WESTPAC
Passed on 0.20% for owner occupiers and 0.30% for investors with interest-only payments. Effective 16 July.

For a comprehensive live list of which lenders have passed on the rate cut, head to ratecity.com.au

What does this mean for property owners?

Buyer sentiment has been given another boost, according to the Financial Review.

“Rising auction clearance rates, stabilising property prices and an increase in auction volumes are telltale signs for investors and owner-occupiers that key markets are beginning to recover after two years in the doldrums”, says reporter Duncan Hughes.

When combining last month’s rate cut with this new rate reduction, mortgage holders can expect to see a considerable amount of savings, especially if lenders pass on both cuts in their entirety.

Graham Cooke, insights manager at Finder explains, “On an average mortgage, if your bank passes on both rate cuts in full – that is a 50-basis-point reduction – you could be saving almost $42,000 over 30 years.”

However, Cameron Kusher, research analyst at property data provider CoreLogic, has warned those trying to acquire new loans might find the process increasingly more difficult.

“Despite these positives, the introduction of the Banking Code of Conduct and the expansion of Comprehensive Credit Reporting from the beginning of July will ensure that although taking out a mortgage may become a little easier, the scrutiny on loan applications will remain significantly greater than it has been in the past,” he said.

Mr Kusher added that a recovery in the property market is expected to be a drawn-out process, even with lowered interest rates.

“No doubt attention will now turn to mortgage rates and how much of the cash rate cut will be passed through to mortgages,” he said.

What does this mean for your savings account?

“Property investors who also depend on interest from their savings accounts are seeing unfavourable conditions with retirees, in particular, feeling the effects, Mr Cooke noted.

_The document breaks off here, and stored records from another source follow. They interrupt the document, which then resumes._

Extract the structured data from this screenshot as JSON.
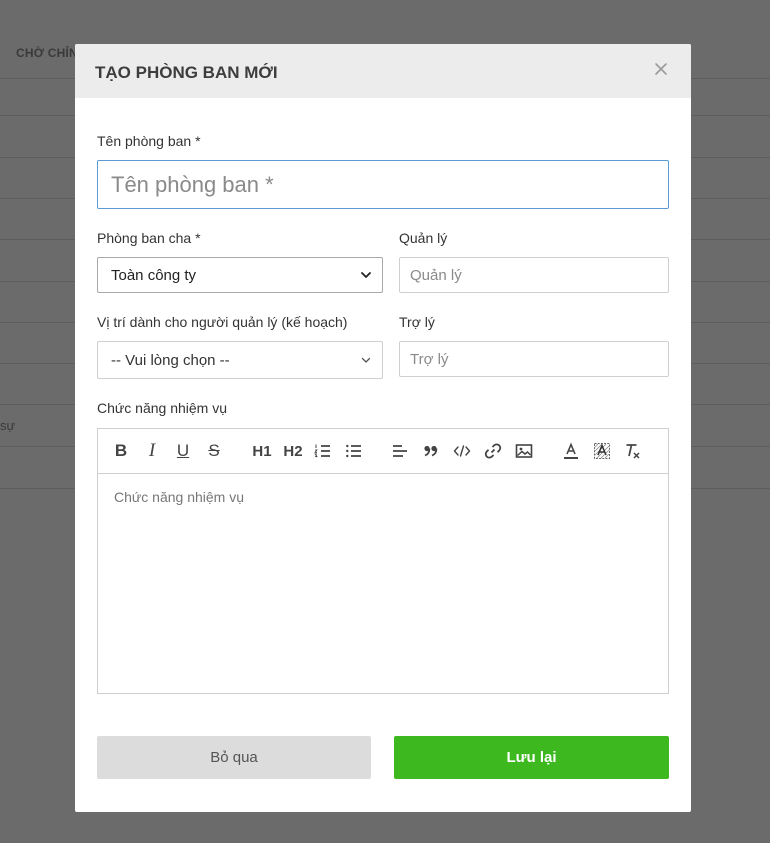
{
  "background": {
    "header_text": "CHỜ CHỈN",
    "side_text": "sự"
  },
  "modal": {
    "title": "TẠO PHÒNG BAN MỚI",
    "close_symbol": "×",
    "name_field": {
      "label": "Tên phòng ban *",
      "placeholder": "Tên phòng ban *",
      "value": ""
    },
    "parent_field": {
      "label": "Phòng ban cha *",
      "selected": "Toàn công ty"
    },
    "manager_field": {
      "label": "Quản lý",
      "placeholder": "Quản lý"
    },
    "position_field": {
      "label": "Vị trí dành cho người quản lý (kế hoạch)",
      "selected": "-- Vui lòng chọn --"
    },
    "assistant_field": {
      "label": "Trợ lý",
      "placeholder": "Trợ lý"
    },
    "duties_field": {
      "label": "Chức năng nhiệm vụ",
      "placeholder": "Chức năng nhiệm vụ"
    },
    "toolbar": {
      "bold": "B",
      "italic": "I",
      "underline": "U",
      "strike": "S",
      "h1": "H1",
      "h2": "H2"
    },
    "cancel_label": "Bỏ qua",
    "save_label": "Lưu lại"
  },
  "colors": {
    "save_button": "#3db81f",
    "cancel_button": "#dcdcdc",
    "focus_border": "#5b9bd5",
    "overlay": "#6b6b6b"
  }
}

According to Finder data, Australians have $526 billion in savings accounts Australia-wide. The 50-basis-point reduction from the last two months would represent a loss of $2.6 billion in interest over a year, with a drop of 75 basis points representing $3.9 billion less.

“So far, many of the top high-interest savings accounts have reduced their rates and some have even dropped by more than the 25-basis-point cut from June, such as Suncorp Growth Saver and CommBank NetSaver,” Mr Cooke said.

“It’s a timely reminder to stay on top of your savings account and see if you could be getting a better deal – especially as high rates will be harder to find. You can compare current savings account rates here.

“But remember, don’t make a decision based on rate alone – always factor in the home loan’s features and whether these fit with your goals and lifestyle so you’re not stung down the track.”